So how could I not visit my grandmother except on holidays and special occasions? How could I not visit her, not knowing how many days or weeks or years she had left? It’s very hard. Very, very hard. And now the warmth that I had for my father has turned into a different warmth, compassion. He goes to see her every week, sometimes several times a week. Faithfully. And it’s hard seeing your mother age and forget what you told her a few minutes ago and last week and who died and what they looked like. It’s hard seeing your mother unable to walk. But being a child comes with that responsibility. As a child, you are supposed to take care of your parents as they age. You expect to see your parents ailing and dying, not to see your daughter ailing and wishing to die. As a father, how can you bear to see your child like this? This isn’t the way life is supposed to go. I realize that now. I understand, daddy. Your princess was locked up in a tower and you had no power to save her. So, you just waited outside for her to come back.

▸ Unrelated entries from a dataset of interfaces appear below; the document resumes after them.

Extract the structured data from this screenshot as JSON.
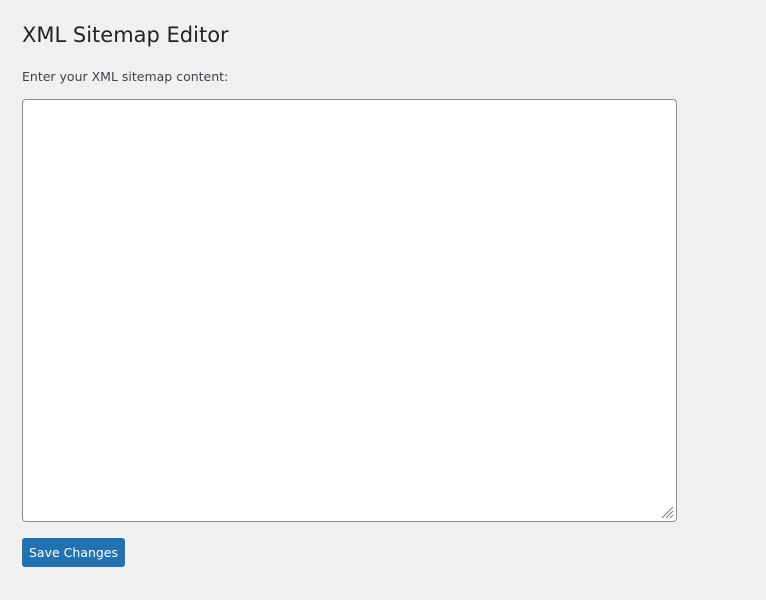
{
  "page": {
    "title": "XML Sitemap Editor"
  },
  "form": {
    "label": "Enter your XML sitemap content:",
    "textarea_value": "",
    "save_label": "Save Changes"
  },
  "icons": {
    "resize_handle": "resize-grip-icon"
  },
  "colors": {
    "background": "#f0f0f1",
    "primary_button": "#2271b1",
    "textarea_border": "#8c8f94"
  }
}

We can’t wait outside for Grandma Williams to come back. She will never come back. The truth is she will probably go away forever sometime during her stay in a nursing home. The truth is I never came back either. I mean I am back but not as the same person I was when I went in. And for some of those reasons we thank the heavens and for others we wish they would go to hell. There are so many like grandma Williams and I. In nursing homes, under psychiatric care. Aging. Dealing with mental illness, dealing with Alzheimer’s or Dementia. There are so many families like ours. Dealing with loved ones who have lost pieces of themselves that may never come back. Wondering how to welcome these new beings into their families. But these are things we are supposed to keep secret. Nobody talks about them. I will talk about them.
A few weeks ago, some of my father’s family came to visit Grandma Williams. They wanted to do a video for her sister Barbara’s 80thbirthday. I remember in the video them asking grandma what she would say to her sister on her 80thbirthday. What would I say to my grandma on her 76thbirthday? I would probably write her a letter, because I’m a writer and that’s what writers do. It would go something like this.
Dear Grandma Williams,
You may not remember why, and that’s okay, but today is a special day. Today is your birthday. Happy Birthday! You are 76 years old. I know you can’t believe that you are that old. I can’t believe that I am 21 years old. So, I can only imagine how you feel. Aging is hard. It comes with giving up many roles and taking on others. Going from child to adult. Going from caretaker to the one who needs care. But seeing the smile on your face today allows me to remember in admiration that despite it all, you can still age gracefully. I have to be honest, I don’t know much about who you were before the nursing home. But, I am willing to get to know who you are now and what little you remember of who you were then. This year, I promise to visit more because I know what it’s like being far from home for so long. I hope this year of your life is a good one. I hope in this year, you can move closer to our house. I hope this year, you can venture out of the nursing home for family celebrations. I hope this year you find joy and happiness. I hope this year we find a way to get you music. Because seeing you bop and clap to whatever we play when we visit warms my heart. Keep on keeping on.
Your granddaughter, Makayla